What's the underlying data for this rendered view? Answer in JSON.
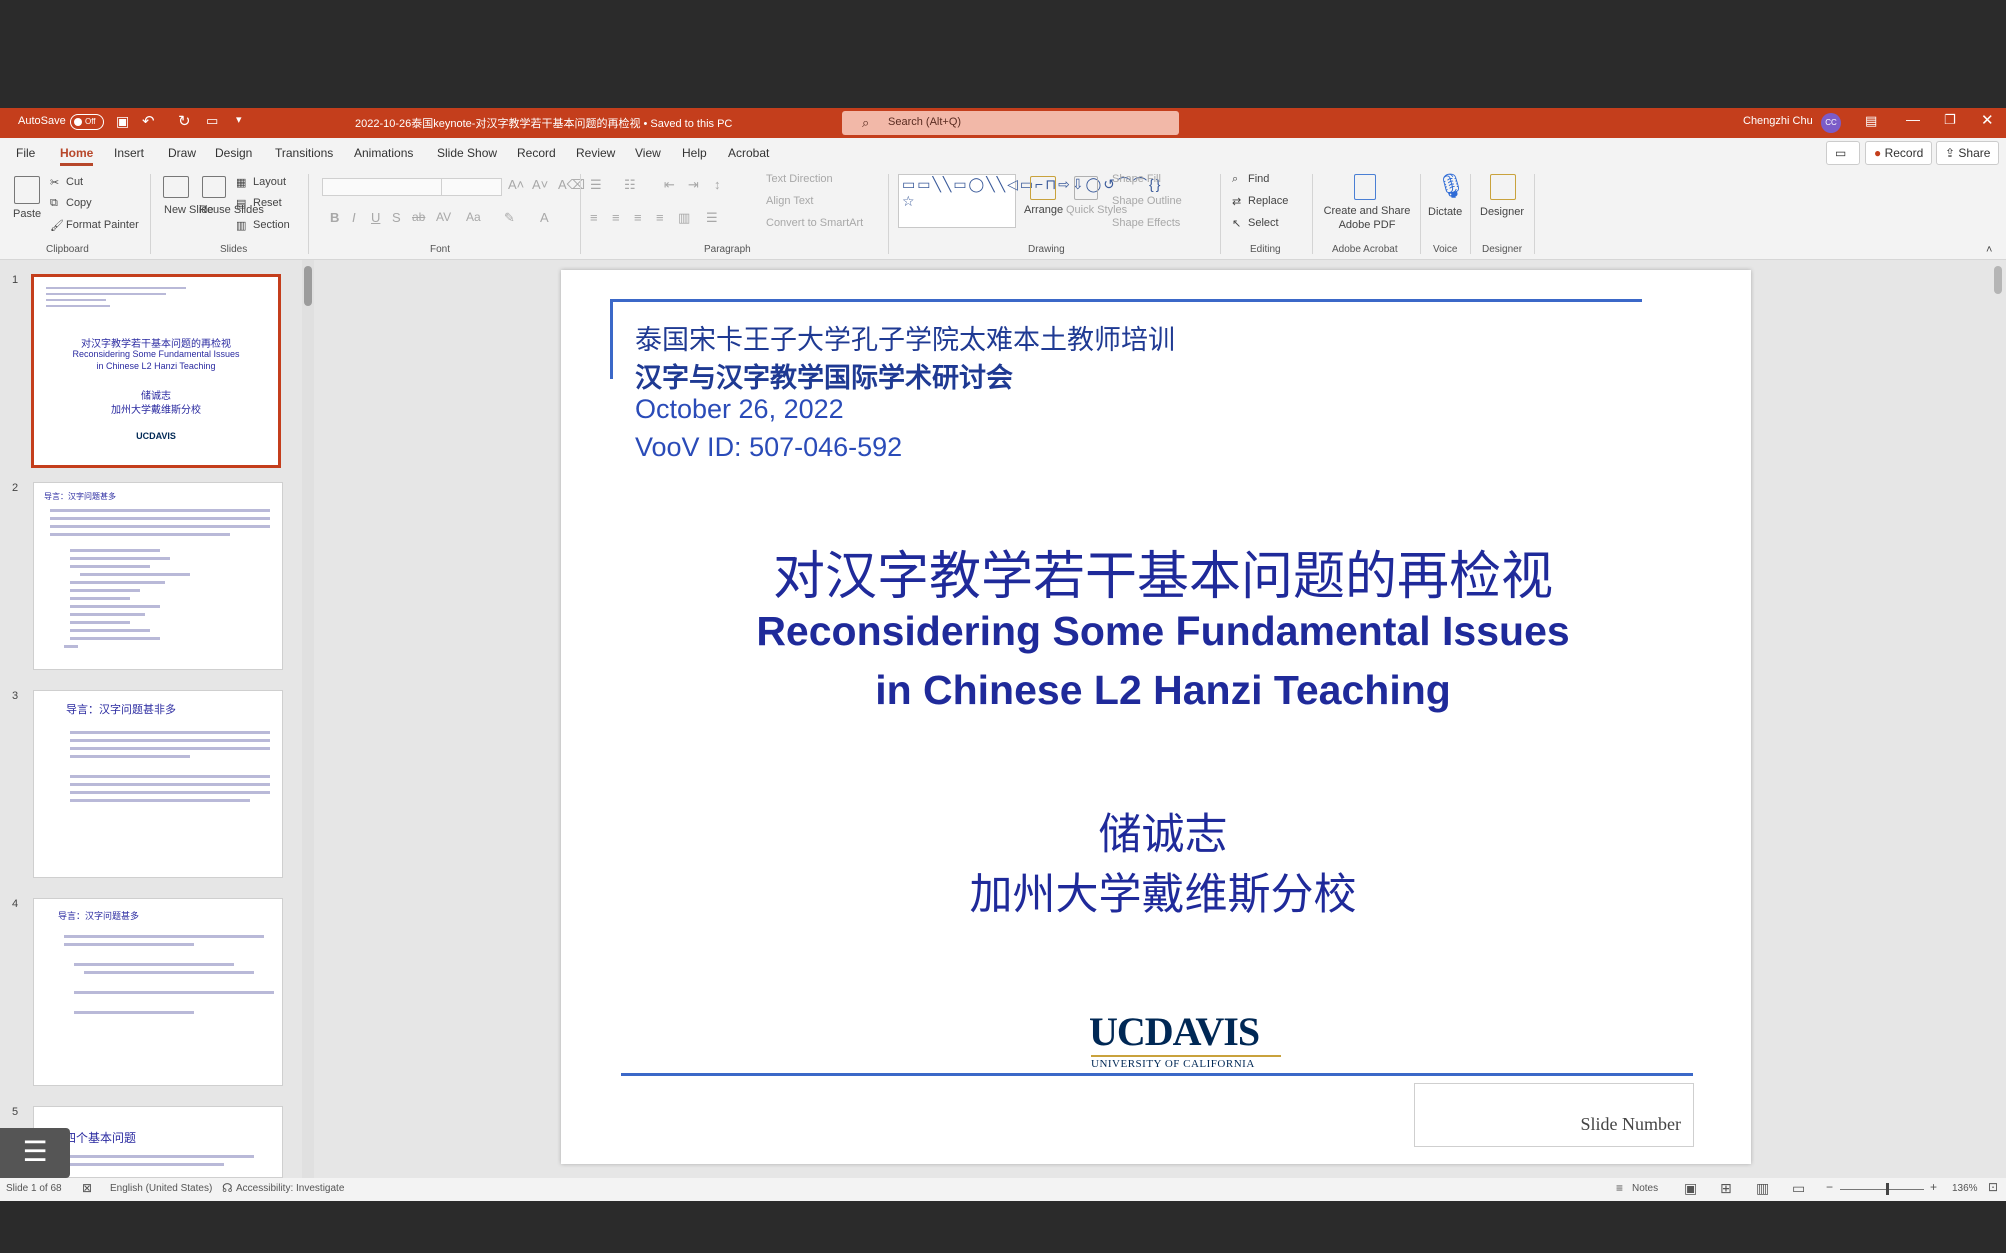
{
  "titlebar": {
    "autosave": "AutoSave",
    "autosave_state": "Off",
    "doc_title": "2022-10-26泰国keynote-对汉字教学若干基本问题的再检视 • Saved to this PC",
    "search_placeholder": "Search (Alt+Q)",
    "user": "Chengzhi Chu",
    "initials": "CC"
  },
  "menu": {
    "tabs": [
      "File",
      "Home",
      "Insert",
      "Draw",
      "Design",
      "Transitions",
      "Animations",
      "Slide Show",
      "Record",
      "Review",
      "View",
      "Help",
      "Acrobat"
    ],
    "record": "Record",
    "share": "Share"
  },
  "ribbon": {
    "paste": "Paste",
    "cut": "Cut",
    "copy": "Copy",
    "format_painter": "Format Painter",
    "clipboard": "Clipboard",
    "new_slide": "New Slide",
    "reuse_slides": "Reuse Slides",
    "layout": "Layout",
    "reset": "Reset",
    "section": "Section",
    "slides": "Slides",
    "font": "Font",
    "text_direction": "Text Direction",
    "align_text": "Align Text",
    "convert_smartart": "Convert to SmartArt",
    "paragraph": "Paragraph",
    "arrange": "Arrange",
    "quick_styles": "Quick Styles",
    "shape_fill": "Shape Fill",
    "shape_outline": "Shape Outline",
    "shape_effects": "Shape Effects",
    "drawing": "Drawing",
    "find": "Find",
    "replace": "Replace",
    "select": "Select",
    "editing": "Editing",
    "create_share_pdf": "Create and Share Adobe PDF",
    "adobe_acrobat": "Adobe Acrobat",
    "dictate": "Dictate",
    "voice": "Voice",
    "designer": "Designer",
    "designer_group": "Designer"
  },
  "thumbnails": [
    {
      "num": "1",
      "l1": "对汉字教学若干基本问题的再检视",
      "l2": "Reconsidering Some Fundamental Issues",
      "l3": "in Chinese L2 Hanzi Teaching",
      "l4": "储诚志",
      "l5": "加州大学戴维斯分校",
      "logo": "UCDAVIS"
    },
    {
      "num": "2",
      "title": "导言：汉字问题甚多"
    },
    {
      "num": "3",
      "title": "导言：汉字问题甚非多"
    },
    {
      "num": "4",
      "title": "导言：汉字问题甚多"
    },
    {
      "num": "5",
      "title": "四个基本问题"
    }
  ],
  "slide": {
    "line1": "泰国宋卡王子大学孔子学院太难本土教师培训",
    "line2": "汉字与汉字教学国际学术研讨会",
    "line3": "October 26, 2022",
    "line4": "VooV ID: 507-046-592",
    "title_cn": "对汉字教学若干基本问题的再检视",
    "title_en1": "Reconsidering Some Fundamental Issues",
    "title_en2": "in Chinese L2 Hanzi Teaching",
    "author": "储诚志",
    "affiliation": "加州大学戴维斯分校",
    "logo": "UCDAVIS",
    "logo_sub": "UNIVERSITY OF CALIFORNIA",
    "slide_number_placeholder": "Slide Number"
  },
  "status": {
    "slide_of": "Slide 1 of 68",
    "language": "English (United States)",
    "accessibility": "Accessibility: Investigate",
    "notes": "Notes",
    "zoom": "136%"
  },
  "colors": {
    "accent": "#c43e1c",
    "slide_text": "#1f3a93",
    "ucdavis_blue": "#002855"
  }
}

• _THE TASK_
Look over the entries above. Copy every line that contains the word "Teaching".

• _WRITTEN ANSWER_
      "l3": "in Chinese L2 Hanzi Teaching",
    "title_en2": "in Chinese L2 Hanzi Teaching",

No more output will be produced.